Fraser isn't alone in the Oscar race. Colin Farrell won Venice's Best Actor prize before his film The Banshees of Inisherin headed to Canada. Reuniting with Martin McDonagh, who also directed him in In Bruges and Seven Psychopaths, Farrell plays a simple man on a tiny Irish island in 1923 whose world is thrown into turmoil when his best friend (Brendan Gleeson) decides he doesn't want to hang out anymore. It sounds simple enough, but Farrell is incredible in a challenging role that could easily fall into parody.
Also potentially in the mix is Hugh Jackman, who stars in Florian Zeller's follow up to The Father, which won Anthony Hopkins an Oscar in 2021. The Son, in which Jackman plays the dad of a depressed teen, is much blunter than its predecessor and Jackman's performance isn't on the level of Hopkins', but voters have shown they are in Zeller's camp.
The Knives Out Sequel, Glass Onion, Is an Absolute Blast
Whether or not the Academy latches onto the fabulously entertaining Knives Out sequel, Glass Onion: A Knives Out Mystery, it sure is fun.
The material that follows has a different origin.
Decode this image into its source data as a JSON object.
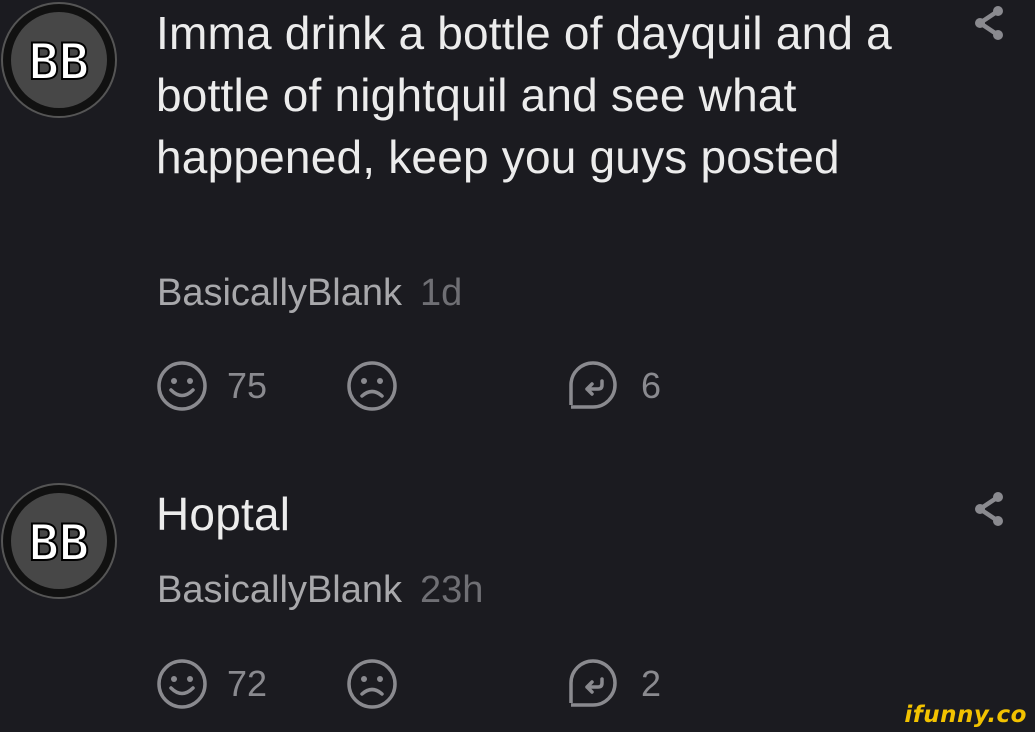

Perhaps too fun for Oscar voters. But its vast cast brought a welcome dose of glamour to TIFF and will surely do so throughout the awards season. (Kate Hudson walking into a movie premiere carrying popcorn and what appeared to be a plastic cup of white wine? Iconic.)
Rian Johnson takes a new tact with this whodunnit, which strands Daniel Craig's Benoit Blanc on a private Grecian island with a bunch of, in the parlance of one of the protagonists, "shitheads." They've all gathered on the request of their friend and benefactor, an ostentatious tech titan portrayed by Edward Norton. Without giving too much away, it takes a second for the movie to find its rhythms, but once it does it's completely gleeful, and Janelle Monáe once again proves she's an all star actress.
It’s a Good Year for Female Ensemble Casts
Two of the most thrilling films out of this year's TIFF feature domineering ensembles of female performers. Tonally, they are vastly different. The Woman King is a spectacular period action epic starring Viola Davis as an African general. Her warriors include Shelia Atim, Lashana Lynch, and Thuso Mbedu, all doing powerful work. Then there’s Women Talking, an adaptation of a 2018 novel about a group of Mennonite women who have all been raped by the men in their community gathering in a barn to discussion their next course of action. Rooney Mara, Claire Foy, and Jessie Buckley are all standouts as they represent the varying viewpoints of the afflicted. It’s a solemn, talky piece that hits extraordinarily hard.
Both films are proof that if you turn over your storytelling to women, you get amazing results. Whether you are looking for a badass blockbuster or a quiet drama, this season’s ladies have you covered.
We Have a Frontrunner for Best Documentary
The documentary category may not be the splashiest one to watch, but you’d be wise to place your bets on Laura Poitras’ All the Beauty and the Bloodshed. It’s an astounding portrait of the photographer Nan Goldin, which looks at her life and her work through the prism of her radical existence and activism during the AIDS and opioid crises. Using Goldin’s slideshows as well as newly captured footage of her protests, Poitras has made something gutting and enervating.